“Amazon Go is based on the ‘just walk out’ idea, so cash-paying customers likely will check in like any other shopper via the app, but they’ll select ‘cash’ and walk to a kiosk at the side where they can preload cash to cover their purchases in advance,” said Richard Crone, a principal with Crone Consulting LLC.
The effect could be that Amazon Go's cash-centric customers will end up storing cash within the Amazon Go app for future use at those stores or for shopping online with Amazon, Crone theorizes.
“Using machines probably from the same companies that make ATMs, Amazon Go could create its own national cash-reload network along the lines of what Walmart and PayPal and Western Union have done at stores,” Crone said.

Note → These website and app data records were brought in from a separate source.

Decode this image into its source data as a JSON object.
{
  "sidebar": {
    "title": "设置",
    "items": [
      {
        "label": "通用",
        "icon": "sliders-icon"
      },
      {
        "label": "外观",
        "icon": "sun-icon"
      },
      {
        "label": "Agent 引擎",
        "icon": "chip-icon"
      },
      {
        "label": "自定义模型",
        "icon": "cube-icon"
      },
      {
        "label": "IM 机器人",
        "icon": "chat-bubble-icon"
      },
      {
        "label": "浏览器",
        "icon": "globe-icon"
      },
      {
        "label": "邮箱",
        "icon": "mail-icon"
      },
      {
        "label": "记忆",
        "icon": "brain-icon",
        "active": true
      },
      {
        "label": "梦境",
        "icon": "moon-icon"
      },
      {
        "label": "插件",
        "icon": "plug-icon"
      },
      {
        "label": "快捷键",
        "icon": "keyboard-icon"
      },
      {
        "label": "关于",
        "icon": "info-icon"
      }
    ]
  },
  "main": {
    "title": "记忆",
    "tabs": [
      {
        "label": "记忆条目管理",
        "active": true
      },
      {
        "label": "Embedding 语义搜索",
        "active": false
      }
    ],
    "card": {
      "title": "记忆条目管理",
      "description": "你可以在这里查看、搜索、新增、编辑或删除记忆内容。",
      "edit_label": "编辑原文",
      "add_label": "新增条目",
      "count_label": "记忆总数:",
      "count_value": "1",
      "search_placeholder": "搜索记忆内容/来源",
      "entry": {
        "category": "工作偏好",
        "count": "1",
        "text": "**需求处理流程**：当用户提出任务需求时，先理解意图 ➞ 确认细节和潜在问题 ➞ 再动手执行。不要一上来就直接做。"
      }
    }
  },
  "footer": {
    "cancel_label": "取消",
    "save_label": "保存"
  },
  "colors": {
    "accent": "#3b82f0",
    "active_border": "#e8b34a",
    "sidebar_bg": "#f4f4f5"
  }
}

This could provide relief for cash-centric customers whose brick-and-mortar shopping options are narrowing, with more widespread closures of chains like Payless ShoeSource.
Amazon reportedly plans to open up to 3,000 Amazon Go stores in the next two years, primarily in high-traffic areas where quick checkouts are in high demand. Many other retailers, such as the sweetgreen restaurant chain, eschew cash in a more traditional retail model.
The growing number of restaurants moving to a cashless model for efficiency drew the ire of lawmakers in various jurisdictions from New York to California.
For Amazon Go, these laws created a dilemma that looked like it could thwart its expansion. For example, a new law in New Jersey went into effect last month banning cashless businesses, and Amazon operates a cashless bookstore in Paramus, N.J.
The Paramus law likely was a catalyst in Amazon’s decision to broadly integrate cash at its other brick-and-mortar stores.
Amazon didn’t provide a timeline for when it will roll out its cash-acceptance solution at the handful of existing Amazon Go stores, but Crone expects the news will trigger other industry effects.
“Amazon Go is changing the way retailers handle check-in — to monitor customers’ purchase decisions — and speeding up checkout," Crone said. "Other stores and restaurants are going to take notice, opening up a new channel for the NCRs, Diebold Nixdorfs, Toshibas and other equipment makers that are already developing cashierless checkout solutions with a cash element.”